**RECORDED INFORMATION:**
####
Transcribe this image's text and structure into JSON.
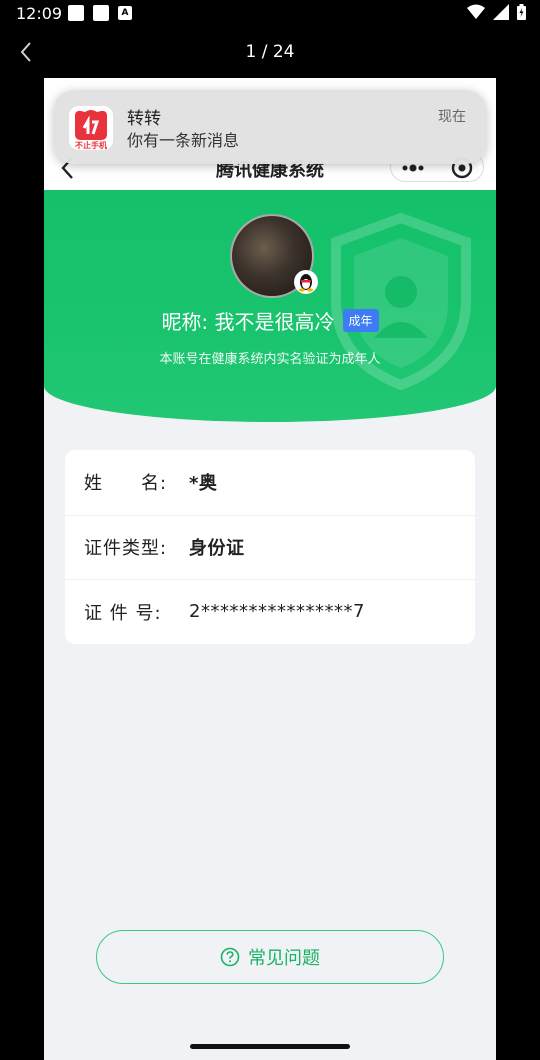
{
  "status_bar": {
    "time": "12:09"
  },
  "viewer": {
    "counter": "1 / 24"
  },
  "notification": {
    "app_name": "转转",
    "message": "你有一条新消息",
    "time": "现在",
    "icon_caption": "不止手机"
  },
  "app": {
    "title": "腾讯健康系统",
    "nickname": "昵称: 我不是很高冷",
    "age_badge": "成年",
    "verify_note": "本账号在健康系统内实名验证为成年人",
    "fields": [
      {
        "label": "姓　　名:",
        "value": "*奥"
      },
      {
        "label": "证件类型:",
        "value": "身份证"
      },
      {
        "label": "证 件 号:",
        "value": "2****************7"
      }
    ],
    "faq_label": "常见问题"
  },
  "colors": {
    "brand_green": "#14c06a",
    "badge_blue": "#3d7cf5",
    "notif_red": "#e8323c"
  },
  "icons": [
    "back-arrow-icon",
    "qq-penguin-icon",
    "shield-icon",
    "question-circle-icon",
    "wifi-icon",
    "signal-icon",
    "battery-icon"
  ]
}
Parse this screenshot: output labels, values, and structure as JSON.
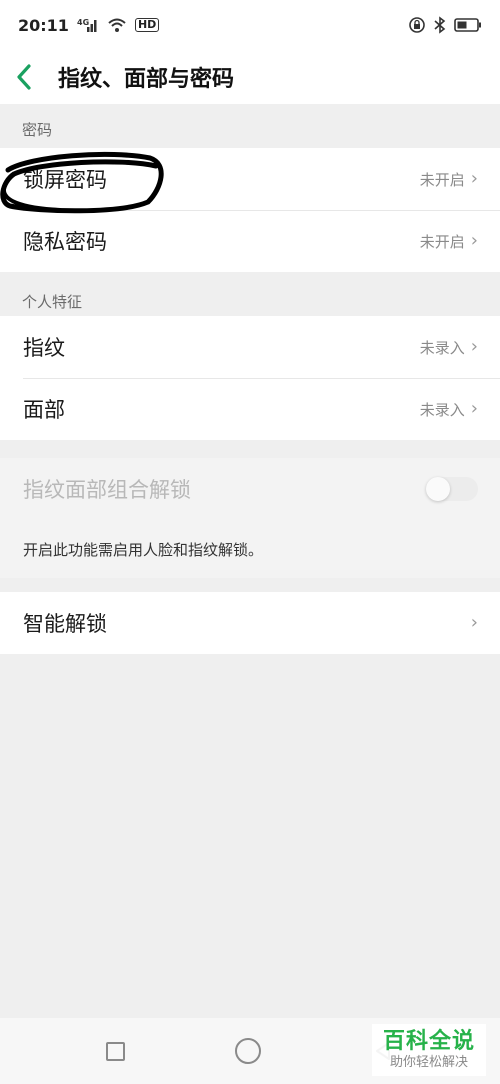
{
  "status_bar": {
    "time": "20:11",
    "network_label": "4G",
    "hd_label": "HD"
  },
  "header": {
    "title": "指纹、面部与密码"
  },
  "sections": {
    "password": {
      "label": "密码",
      "items": [
        {
          "label": "锁屏密码",
          "value": "未开启"
        },
        {
          "label": "隐私密码",
          "value": "未开启"
        }
      ]
    },
    "biometrics": {
      "label": "个人特征",
      "items": [
        {
          "label": "指纹",
          "value": "未录入"
        },
        {
          "label": "面部",
          "value": "未录入"
        }
      ]
    },
    "combo": {
      "label": "指纹面部组合解锁",
      "enabled": false,
      "helper": "开启此功能需启用人脸和指纹解锁。"
    },
    "smart": {
      "label": "智能解锁"
    }
  },
  "watermark": {
    "title": "百科全说",
    "subtitle": "助你轻松解决"
  },
  "colors": {
    "accent": "#1aa160",
    "background": "#efefef",
    "watermark_green": "#27b24a"
  }
}
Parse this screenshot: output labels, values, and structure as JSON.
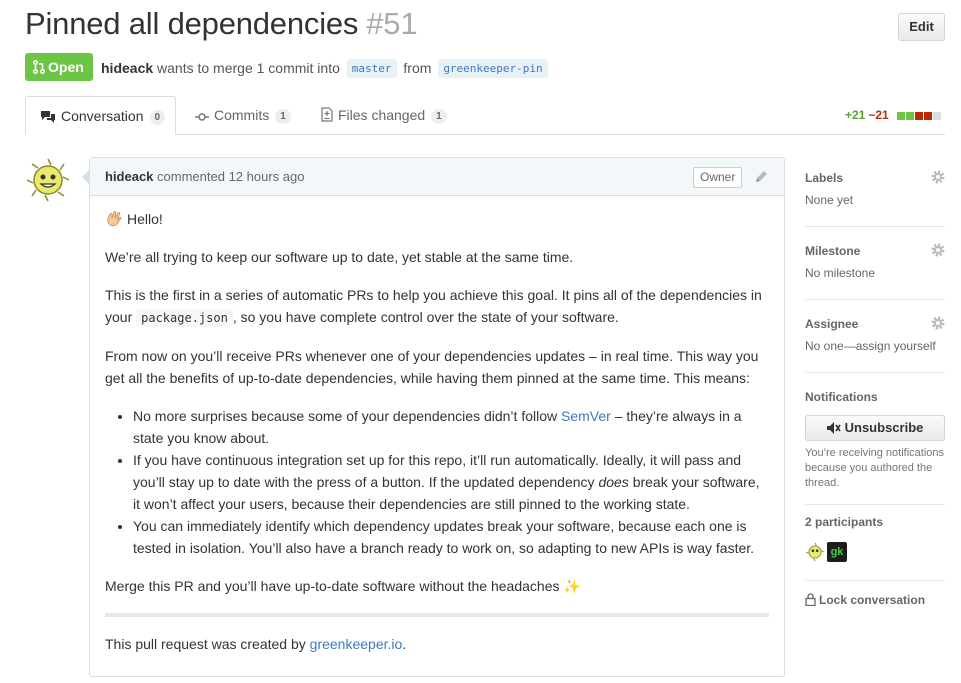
{
  "pr": {
    "title": "Pinned all dependencies",
    "number": "#51",
    "edit_label": "Edit",
    "state": "Open",
    "author": "hideack",
    "merge_text_1": "wants to merge 1 commit into",
    "base_branch": "master",
    "merge_text_2": "from",
    "head_branch": "greenkeeper-pin"
  },
  "tabs": [
    {
      "label": "Conversation",
      "count": "0"
    },
    {
      "label": "Commits",
      "count": "1"
    },
    {
      "label": "Files changed",
      "count": "1"
    }
  ],
  "diffstat": {
    "additions": "+21",
    "deletions": "−21",
    "add_color": "#55a532",
    "del_color": "#bd2c00",
    "gray_color": "#ddd"
  },
  "comment": {
    "author": "hideack",
    "meta": "commented 12 hours ago",
    "owner_badge": "Owner",
    "greeting": "Hello!",
    "p1": "We’re all trying to keep our software up to date, yet stable at the same time.",
    "p2_before": "This is the first in a series of automatic PRs to help you achieve this goal. It pins all of the dependencies in your",
    "p2_code": "package.json",
    "p2_after": ", so you have complete control over the state of your software.",
    "p3": "From now on you’ll receive PRs whenever one of your dependencies updates – in real time. This way you get all the benefits of up-to-date dependencies, while having them pinned at the same time. This means:",
    "li1_before": "No more surprises because some of your dependencies didn’t follow",
    "li1_link": "SemVer",
    "li1_after": "– they’re always in a state you know about.",
    "li2_before": "If you have continuous integration set up for this repo, it’ll run automatically. Ideally, it will pass and you’ll stay up to date with the press of a button. If the updated dependency",
    "li2_em": "does",
    "li2_after": "break your software, it won’t affect your users, because their dependencies are still pinned to the working state.",
    "li3": "You can immediately identify which dependency updates break your software, because each one is tested in isolation. You’ll also have a branch ready to work on, so adapting to new APIs is way faster.",
    "p4": "Merge this PR and you’ll have up-to-date software without the headaches",
    "sparkles": "✨",
    "footer_before": "This pull request was created by",
    "footer_link": "greenkeeper.io",
    "footer_after": "."
  },
  "sidebar": {
    "labels_title": "Labels",
    "labels_value": "None yet",
    "milestone_title": "Milestone",
    "milestone_value": "No milestone",
    "assignee_title": "Assignee",
    "assignee_value": "No one—assign yourself",
    "notifications_title": "Notifications",
    "unsubscribe_label": "Unsubscribe",
    "notifications_note": "You’re receiving notifications because you authored the thread.",
    "participants_title": "2 participants",
    "gk_avatar_text": "gk",
    "lock_label": "Lock conversation"
  }
}
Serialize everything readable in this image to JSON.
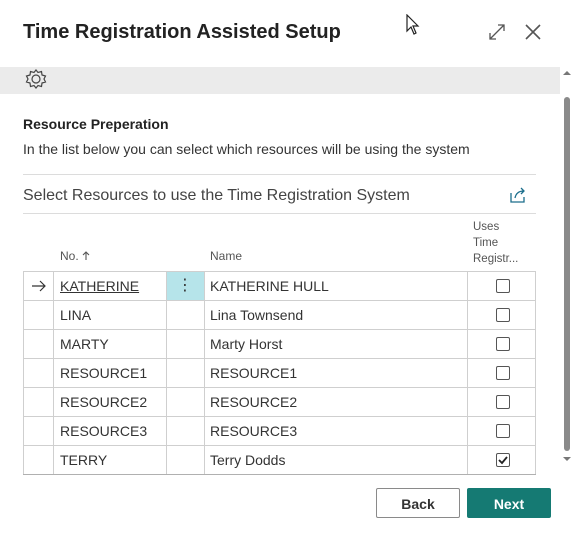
{
  "dialog": {
    "title": "Time Registration Assisted Setup"
  },
  "section": {
    "title": "Resource Preperation",
    "description": "In the list below you can select which resources will be using the system"
  },
  "part": {
    "title": "Select Resources to use the Time Registration System"
  },
  "columns": {
    "no": "No.",
    "name": "Name",
    "uses_line1": "Uses",
    "uses_line2": "Time",
    "uses_line3": "Registr..."
  },
  "rows": [
    {
      "no": "KATHERINE",
      "name": "KATHERINE HULL",
      "uses": false,
      "selected": true
    },
    {
      "no": "LINA",
      "name": "Lina Townsend",
      "uses": false
    },
    {
      "no": "MARTY",
      "name": "Marty Horst",
      "uses": false
    },
    {
      "no": "RESOURCE1",
      "name": "RESOURCE1",
      "uses": false
    },
    {
      "no": "RESOURCE2",
      "name": "RESOURCE2",
      "uses": false
    },
    {
      "no": "RESOURCE3",
      "name": "RESOURCE3",
      "uses": false
    },
    {
      "no": "TERRY",
      "name": "Terry Dodds",
      "uses": true
    }
  ],
  "buttons": {
    "back": "Back",
    "next": "Next"
  },
  "icons": {
    "expand": "expand-icon",
    "close": "close-icon",
    "settings": "gear-icon",
    "share": "share-icon",
    "sort": "sort-ascending-icon",
    "row_indicator": "arrow-right-icon",
    "row_actions": "more-options-icon"
  },
  "colors": {
    "accent": "#157a73",
    "selected_cell": "#b6e4ea",
    "toolbar": "#ebebeb"
  }
}
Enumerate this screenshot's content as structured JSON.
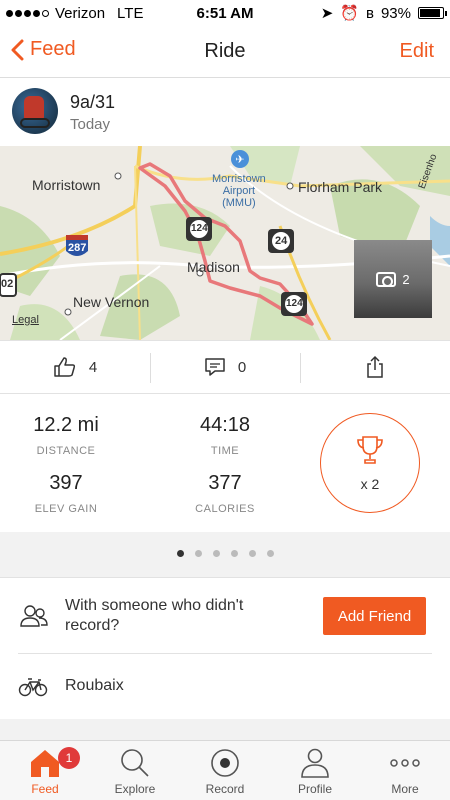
{
  "status_bar": {
    "carrier": "Verizon",
    "network": "LTE",
    "time": "6:51 AM",
    "battery": "93%",
    "battery_level": 0.93
  },
  "nav": {
    "back_label": "Feed",
    "title": "Ride",
    "edit_label": "Edit"
  },
  "activity": {
    "title": "9a/31",
    "date": "Today"
  },
  "map": {
    "labels": {
      "morristown": "Morristown",
      "airport": "Morristown\nAirport\n(MMU)",
      "florham_park": "Florham Park",
      "madison": "Madison",
      "new_vernon": "New Vernon",
      "legal": "Legal",
      "eisenhower": "Eisenho",
      "route_287": "287",
      "route_124a": "124",
      "route_24": "24",
      "route_124b": "124",
      "route_202": "02"
    },
    "photo_count": "2"
  },
  "actions": {
    "kudos_count": "4",
    "comments_count": "0"
  },
  "stats": [
    {
      "value": "12.2 mi",
      "label": "DISTANCE"
    },
    {
      "value": "44:18",
      "label": "TIME"
    },
    {
      "value": "397",
      "label": "ELEV GAIN"
    },
    {
      "value": "377",
      "label": "CALORIES"
    }
  ],
  "trophy": {
    "count": "x 2"
  },
  "pager": {
    "pages": 6,
    "active": 0
  },
  "friend_prompt": {
    "text": "With someone who didn't record?",
    "button": "Add Friend"
  },
  "bike": {
    "name": "Roubaix"
  },
  "tabs": [
    {
      "label": "Feed",
      "badge": "1"
    },
    {
      "label": "Explore"
    },
    {
      "label": "Record"
    },
    {
      "label": "Profile"
    },
    {
      "label": "More"
    }
  ],
  "colors": {
    "accent": "#f05a22",
    "badge": "#e03a3a",
    "route": "#e8787a"
  }
}
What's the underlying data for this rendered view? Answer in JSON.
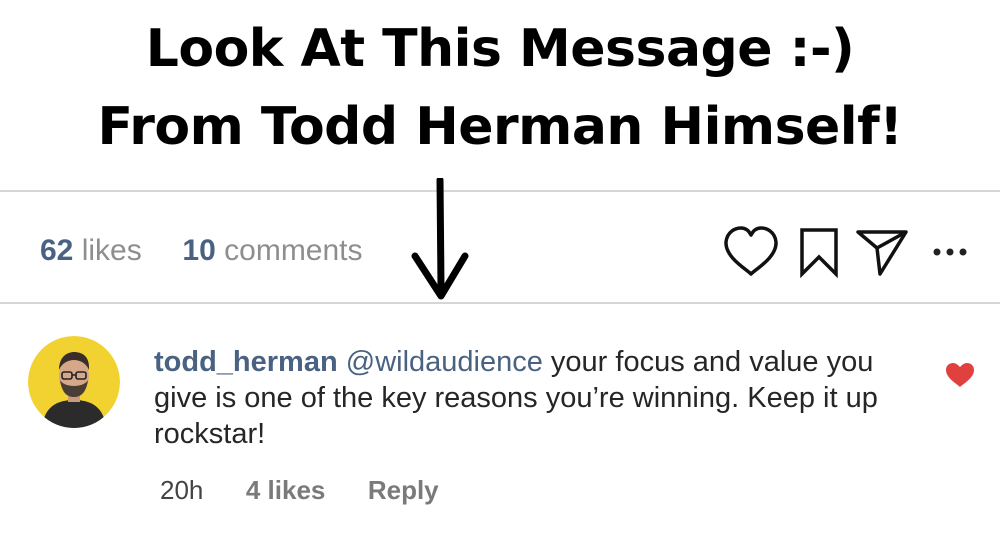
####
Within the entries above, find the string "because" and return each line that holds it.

**COMPLETED EXERCISE:**
    "li1_before": "No more surprises because some of your dependencies didn’t follow",
    "li2_after": "break your software, it won’t affect your users, because their dependencies are still pinned to the working state.",
    "li3": "You can immediately identify which dependency updates break your software, because each one is tested in isolation. You’ll also have a branch ready to work on, so adapting to new APIs is way faster.",
    "notifications_note": "You’re receiving notifications because you authored the thread.",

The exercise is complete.